Climate ChangeConservation MeasuresSocial Implications
Global warming&temperature risesRestore vital habitats & provide sustainable access to resourcesReduced food&water supply
Reduced prime grazing land
Increased salinity levels
Droughts/desertificationCareful management practices prioritizing conservation efforts
Sustainable use of resources
Increased competition for resources with other species
Potential displacement of wildlife populations from their preferred habitats

Potential Solutions

The conservation of wild Bactrian camels is a critical issue in today’s world.

Introducing new habitats and safeguarding populations are two key strategies that can help protect this endangered species:

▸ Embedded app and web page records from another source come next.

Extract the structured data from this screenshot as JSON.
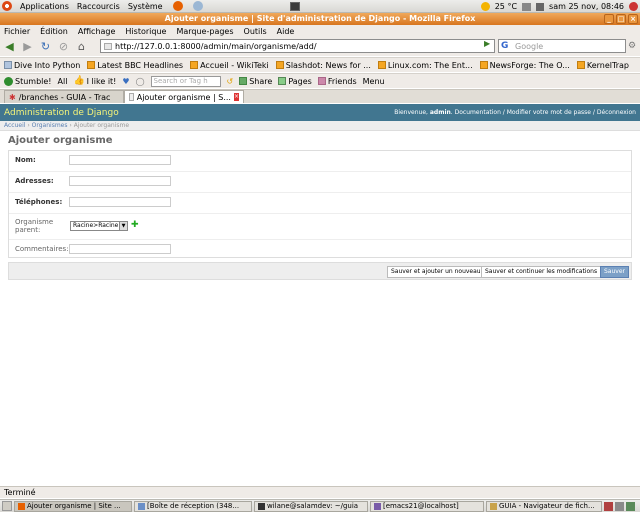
{
  "top_panel": {
    "menus": [
      "Applications",
      "Raccourcis",
      "Système"
    ],
    "weather": "25 °C",
    "datetime": "sam 25 nov, 08:46"
  },
  "window": {
    "title": "Ajouter organisme | Site d'administration de Django - Mozilla Firefox"
  },
  "menubar": [
    "Fichier",
    "Édition",
    "Affichage",
    "Historique",
    "Marque-pages",
    "Outils",
    "Aide"
  ],
  "navbar": {
    "url": "http://127.0.0.1:8000/admin/main/organisme/add/",
    "search_placeholder": "Google"
  },
  "bookmarks": [
    "Dive Into Python",
    "Latest BBC Headlines",
    "Accueil - WikiTeki",
    "Slashdot: News for ...",
    "Linux.com: The Ent...",
    "NewsForge: The O...",
    "KernelTrap"
  ],
  "stumblebar": {
    "stumble": "Stumble!",
    "all": "All",
    "like": "I like it!",
    "tag_placeholder": "Search or Tag h",
    "share": "Share",
    "pages": "Pages",
    "friends": "Friends",
    "menu": "Menu"
  },
  "tabs": [
    {
      "label": "/branches - GUIA - Trac",
      "active": false
    },
    {
      "label": "Ajouter organisme | S...",
      "active": true
    }
  ],
  "django": {
    "brand": "Administration de Django",
    "user_tools": {
      "welcome": "Bienvenue,",
      "user": "admin",
      "links": ". Documentation / Modifier votre mot de passe / Déconnexion"
    },
    "breadcrumbs": {
      "home": "Accueil",
      "model": "Organismes",
      "current": "Ajouter organisme"
    },
    "title": "Ajouter organisme",
    "fields": [
      {
        "label": "Nom:",
        "required": true,
        "value": ""
      },
      {
        "label": "Adresses:",
        "required": true,
        "value": ""
      },
      {
        "label": "Téléphones:",
        "required": true,
        "value": ""
      }
    ],
    "parent": {
      "label_line1": "Organisme",
      "label_line2": "parent:",
      "selected": "Racine>Racine"
    },
    "comments": {
      "label": "Commentaires:",
      "value": ""
    },
    "buttons": {
      "save_add": "Sauver et ajouter un nouveau",
      "save_continue": "Sauver et continuer les modifications",
      "save": "Sauver"
    }
  },
  "status": "Terminé",
  "taskbar": [
    {
      "label": "Ajouter organisme | Site ...",
      "active": true
    },
    {
      "label": "[Boîte de réception (348...",
      "active": false
    },
    {
      "label": "wilane@salamdev: ~/guia",
      "active": false
    },
    {
      "label": "[emacs21@localhost]",
      "active": false
    },
    {
      "label": "GUIA - Navigateur de fich...",
      "active": false
    }
  ],
  "colors": {
    "django_header": "#417690",
    "django_brand": "#f4f379",
    "title_bar": "#d8761f"
  }
}
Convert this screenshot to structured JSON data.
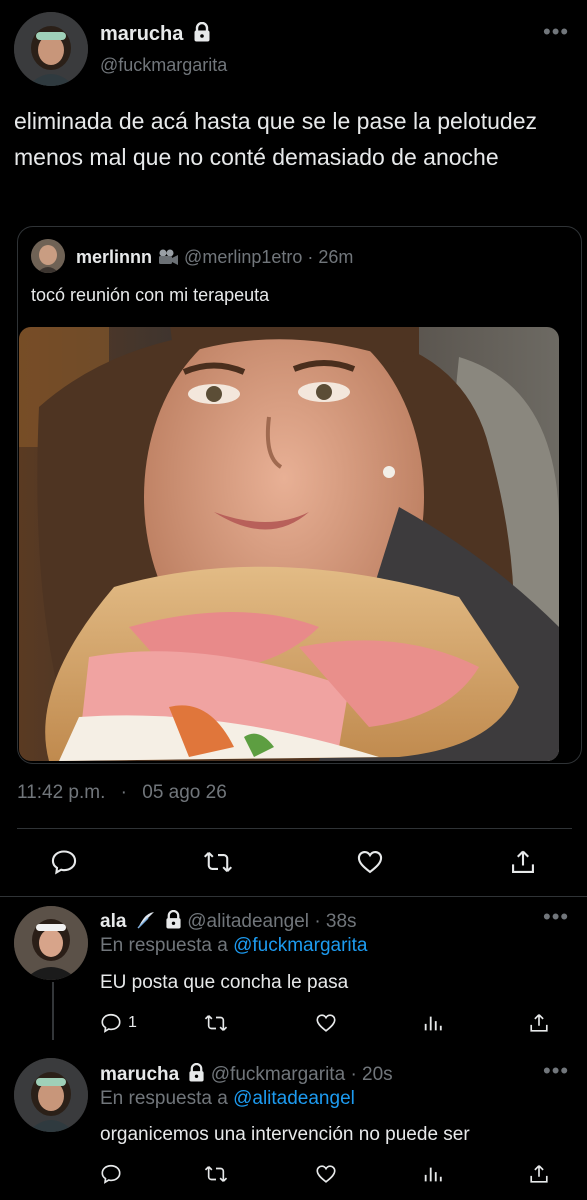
{
  "main_tweet": {
    "display_name": "marucha",
    "handle": "@fuckmargarita",
    "text": "eliminada de acá hasta que se le pase la pelotudez menos mal que no conté demasiado de anoche",
    "time": "11:42 p.m.",
    "separator": "·",
    "date": "05 ago 26"
  },
  "quoted_tweet": {
    "display_name": "merlinnn",
    "handle": "@merlinp1etro",
    "time": "· 26m",
    "text": "tocó reunión con mi terapeuta",
    "media_icon": "film-camera-icon"
  },
  "replies": [
    {
      "display_name": "ala",
      "badge_icon": "feather-icon",
      "handle": "@alitadeangel",
      "time": "· 38s",
      "in_reply_prefix": "En respuesta a ",
      "in_reply_handle": "@fuckmargarita",
      "text": "EU posta que concha le pasa",
      "reply_count": "1"
    },
    {
      "display_name": "marucha",
      "handle": "@fuckmargarita",
      "time": "· 20s",
      "in_reply_prefix": "En respuesta a ",
      "in_reply_handle": "@alitadeangel",
      "text": "organicemos una intervención no puede ser",
      "reply_count": ""
    }
  ],
  "colors": {
    "background": "#000000",
    "text": "#e7e9ea",
    "muted": "#71767b",
    "link": "#1d9bf0",
    "divider": "#2f3336"
  }
}
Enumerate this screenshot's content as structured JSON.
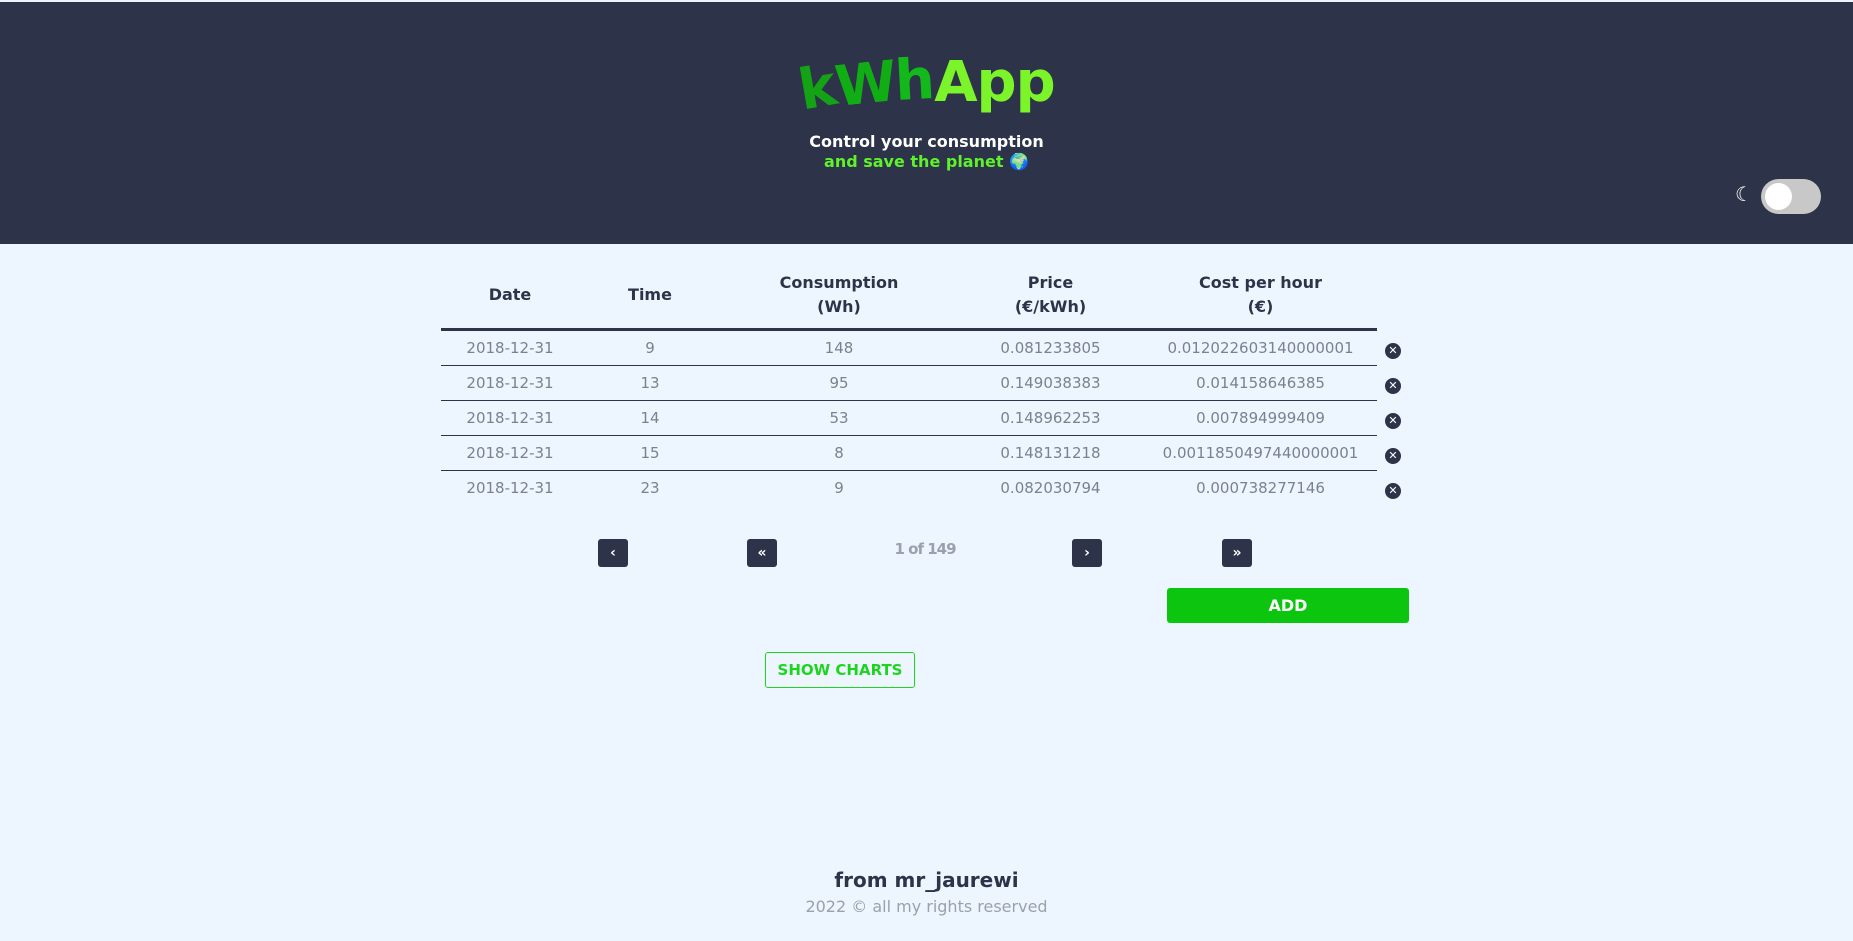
{
  "header": {
    "logo_part1": "k",
    "logo_part2": "W",
    "logo_part3": "h",
    "logo_part4": "App",
    "tagline_line1": "Control your consumption",
    "tagline_line2": "and save the planet 🌍",
    "theme_toggle_icon": "moon-icon",
    "theme_toggle_state": "off"
  },
  "table": {
    "columns": [
      {
        "line1": "Date",
        "line2": ""
      },
      {
        "line1": "Time",
        "line2": ""
      },
      {
        "line1": "Consumption",
        "line2": "(Wh)"
      },
      {
        "line1": "Price",
        "line2": "(€/kWh)"
      },
      {
        "line1": "Cost per hour",
        "line2": "(€)"
      }
    ],
    "rows": [
      {
        "date": "2018-12-31",
        "time": "9",
        "consumption": "148",
        "price": "0.081233805",
        "cost": "0.012022603140000001"
      },
      {
        "date": "2018-12-31",
        "time": "13",
        "consumption": "95",
        "price": "0.149038383",
        "cost": "0.014158646385"
      },
      {
        "date": "2018-12-31",
        "time": "14",
        "consumption": "53",
        "price": "0.148962253",
        "cost": "0.007894999409"
      },
      {
        "date": "2018-12-31",
        "time": "15",
        "consumption": "8",
        "price": "0.148131218",
        "cost": "0.0011850497440000001"
      },
      {
        "date": "2018-12-31",
        "time": "23",
        "consumption": "9",
        "price": "0.082030794",
        "cost": "0.000738277146"
      }
    ],
    "delete_icon": "close-circle-icon"
  },
  "pagination": {
    "first_label": "«",
    "prev_label": "‹",
    "info": "1 of 149",
    "next_label": "›",
    "last_label": "»"
  },
  "actions": {
    "add_label": "ADD",
    "show_charts_label": "SHOW CHARTS"
  },
  "footer": {
    "author": "from mr_jaurewi",
    "copyright": "2022 © all my rights reserved"
  }
}
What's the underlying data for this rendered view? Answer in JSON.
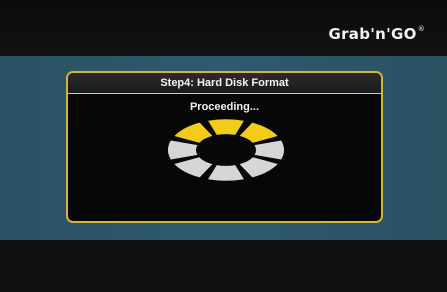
{
  "header": {
    "logo_text": "Grab'n'GO",
    "logo_mark": "®"
  },
  "dialog": {
    "title": "Step4: Hard Disk Format",
    "status": "Proceeding...",
    "spinner": {
      "icon": "progress-ring-icon",
      "segments_total": 8,
      "segments_highlighted": 3,
      "active_color": "#f3cc1a",
      "inactive_color": "#d6d6d6"
    }
  },
  "colors": {
    "background": "#060606",
    "band": "#2f5a6e",
    "dialog_border": "#d8b33a",
    "dialog_bg": "#070707"
  }
}
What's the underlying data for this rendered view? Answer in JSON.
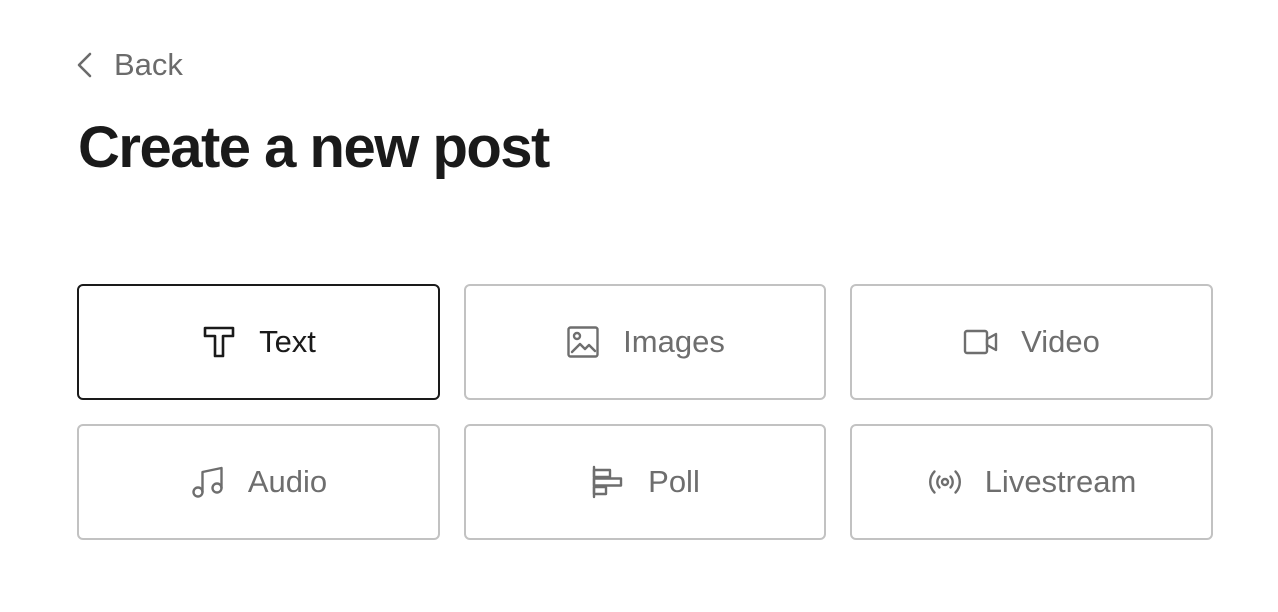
{
  "back": {
    "label": "Back",
    "icon": "chevron-left-icon"
  },
  "page": {
    "title": "Create a new post"
  },
  "options": [
    {
      "label": "Text",
      "icon": "text-icon",
      "selected": true
    },
    {
      "label": "Images",
      "icon": "image-icon",
      "selected": false
    },
    {
      "label": "Video",
      "icon": "video-icon",
      "selected": false
    },
    {
      "label": "Audio",
      "icon": "music-note-icon",
      "selected": false
    },
    {
      "label": "Poll",
      "icon": "poll-icon",
      "selected": false
    },
    {
      "label": "Livestream",
      "icon": "livestream-icon",
      "selected": false
    }
  ],
  "colors": {
    "text_primary": "#1a1a1a",
    "text_muted": "#6e6e6e",
    "border": "#c2c2c2",
    "selected_border": "#1a1a1a"
  }
}
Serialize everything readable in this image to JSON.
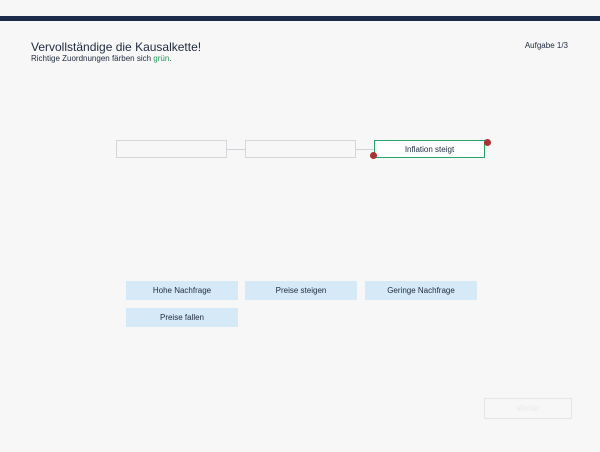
{
  "header": {
    "title": "Vervollständige die Kausalkette!",
    "subtitle_prefix": "Richtige Zuordnungen färben sich ",
    "subtitle_highlight": "grün",
    "subtitle_suffix": ".",
    "task_counter": "Aufgabe 1/3"
  },
  "chain": {
    "slots": [
      {
        "value": ""
      },
      {
        "value": ""
      },
      {
        "value": "Inflation steigt"
      }
    ]
  },
  "options": [
    {
      "label": "Hohe Nachfrage"
    },
    {
      "label": "Preise steigen"
    },
    {
      "label": "Geringe Nachfrage"
    },
    {
      "label": "Preise fallen"
    }
  ],
  "footer": {
    "next_label": "Weiter"
  },
  "colors": {
    "topbar": "#1c2b4a",
    "correct": "#2aa36b",
    "option_bg": "#d6e9f7",
    "dot": "#a93232"
  }
}
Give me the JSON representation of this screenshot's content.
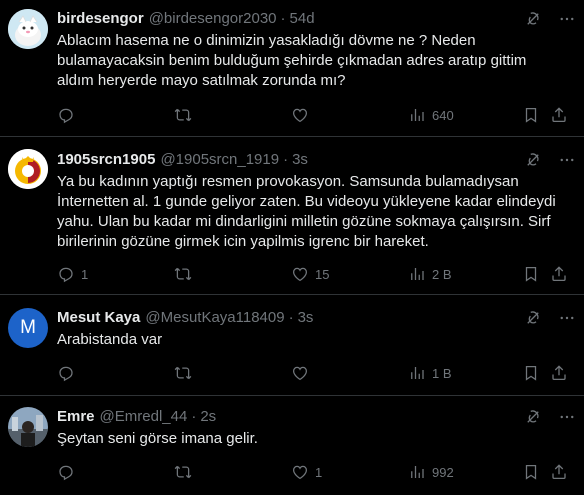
{
  "tweets": [
    {
      "name": "birdesengor",
      "handle": "@birdesengor2030",
      "time": "54d",
      "text": "Ablacım hasema ne o dinimizin yasakladığı dövme ne ? Neden\nbulamayacaksin benim bulduğum şehirde çıkmadan adres aratıp gittim\naldım heryerde mayo satılmak zorunda mı?",
      "replies": "",
      "retweets": "",
      "likes": "",
      "views": "640"
    },
    {
      "name": "1905srcn1905",
      "handle": "@1905srcn_1919",
      "time": "3s",
      "text": "Ya bu kadının yaptığı resmen provokasyon. Samsunda bulamadıysan\nİnternetten al. 1 gunde geliyor zaten. Bu videoyu yükleyene kadar elindeydi\nyahu. Ulan bu kadar mi dindarligini milletin gözüne sokmaya çalışırsın. Sirf\nbirilerinin gözüne girmek icin yapilmis igrenc bir hareket.",
      "replies": "1",
      "retweets": "",
      "likes": "15",
      "views": "2 B"
    },
    {
      "name": "Mesut Kaya",
      "handle": "@MesutKaya118409",
      "time": "3s",
      "avatar_letter": "M",
      "text": "Arabistanda var",
      "replies": "",
      "retweets": "",
      "likes": "",
      "views": "1 B"
    },
    {
      "name": "Emre",
      "handle": "@Emredl_44",
      "time": "2s",
      "text": "Şeytan seni görse imana gelir.",
      "replies": "",
      "retweets": "",
      "likes": "1",
      "views": "992"
    }
  ],
  "separator": "·",
  "colors": {
    "background": "#000000",
    "text": "#e7e9ea",
    "muted": "#71767b",
    "border": "#2f3336",
    "galatasaray_red": "#b01e23",
    "galatasaray_yellow": "#f5b800",
    "mesut_avatar": "#1d63c9"
  }
}
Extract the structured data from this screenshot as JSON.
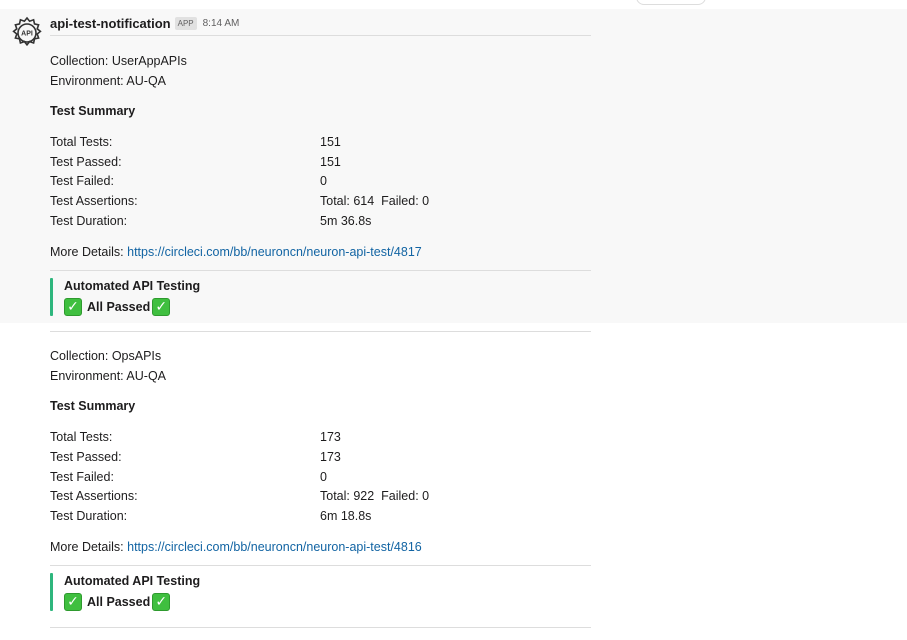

  • Introducing New Habitats:
  • Finding suitable land for the establishment of protected areas, such as nature reserves or national parks.
  • Reintroducing camels to their native habitat in order to expand existing populations.
  • Maintaining connectivity between existing herds by removing human-made barriers and establishing corridors between them.
  • Safeguarding Populations:
  • Establishing monitoring programs to assess population health and identify emerging threats.
  • Developing management plans based on scientific evidence that prioritize specific actions needed to ensure long-term viability of camel populations.
  • Educating local communities about the importance of protecting wild Bactrian camels through outreach activities and awareness campaigns.

By taking these steps, we can make sure that future generations will have the opportunity to witness these majestic creatures living freely in their natural habitats.


Wild Bactrian camels are an iconic species of the Gobi desert, and have been a source of sustenance for countless generations.

With their thick fur coats, long eyelashes, and two-humped bodies they capture the imagination with their unique beauty.

Sadly, this majestic species faces numerous threats to its survival due to human encroachment upon its habitat.

Conservation measures must be taken globally to protect these animals if we wish them to remain on our planet beyond our lifetime.